Ford Sees Fivefold Surge in U.S. Hybrid Sales on Way to RecordCraig Trudell
Ford Motor Co., which has introduced five new electric-powered models in the past year, expects its sales of hybrid vehicles to surge by fivefold in January to start a record year for the company.
Ford will report that it sold more than 6,000 hybrid cars and utilities, led by the Fusion and C-Max models, this month, up from 1,209 a year earlier, the Dearborn, Michigan-based company said in an e-mailed statement. For all of 2012, Ford came within 500 hybrid deliveries of its record, set in 2010.
“We are looking toward 2013 as being a record sales year for our hybrid vehicles,” Erich Merkle, Ford’s sales analyst, said in an e-mail. Of Ford’s hybrid sales last year, 55 percent occurred during the fourth quarter, he said.
Chief Executive Officer Alan Mulally has led an overhaul of Ford’s lineup since joining the company in 2006 with an emphasis on fuel-efficient smaller cars to complement its better-selling pickups and sport-utility vehicles. The carmaker is entering its first full year with the C-Max models and a revamped Fusion hybrid sedan in the U.S. market.
Ford’s previous record for hybrid sales in the month of January was 1,847 vehicles in 2010, when Ford also set its annual record of 35,496. The company delivered 35,034 hybrids last year, a 29 percent increase from a year earlier.
Toyota Motor Corp. is the pre-eminent leader in the U.S. hybrid market, with its Prius line alone posting 236,659 sales last year, according to researcher Autodata Corp.
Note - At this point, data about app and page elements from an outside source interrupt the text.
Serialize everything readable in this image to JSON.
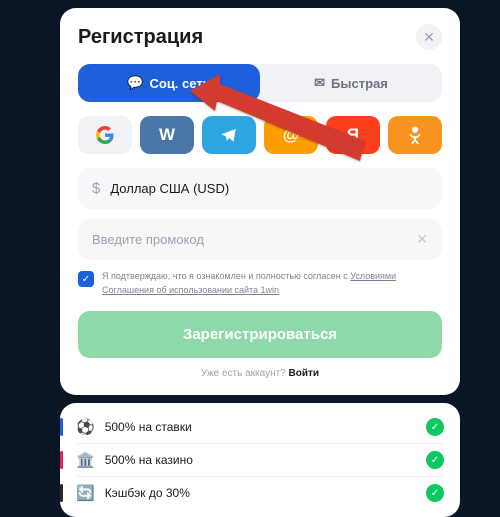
{
  "header": {
    "title": "Регистрация"
  },
  "tabs": {
    "social": "Соц. сети",
    "fast": "Быстрая"
  },
  "currency": {
    "label": "Доллар США (USD)"
  },
  "promo": {
    "placeholder": "Введите промокод"
  },
  "agree": {
    "prefix": "Я подтверждаю, что я ознакомлен и полностью согласен с ",
    "link": "Условиями Соглашения об использовании сайта 1win"
  },
  "register_label": "Зарегистрироваться",
  "login": {
    "prefix": "Уже есть аккаунт? ",
    "link": "Войти"
  },
  "bonuses": [
    {
      "text": "500% на ставки"
    },
    {
      "text": "500% на казино"
    },
    {
      "text": "Кэшбэк до 30%"
    }
  ]
}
The Toyota City, Japan-based automaker boosted Prius deliveries by 73 percent as it added v wagon, c subcompact and plug-in iterations of the hybrid, which it began selling in the U.S. in 2000.
Ford has said it is working with the U.S. Environmental Protection Agency in examining the industry’s testing procedures for hybrid fuel economy after facing criticism by reviewers such as Consumer Reports. The C-Max and Fusion hybrids are both rated at 47 miles (76 kilometers) per gallon in highway driving.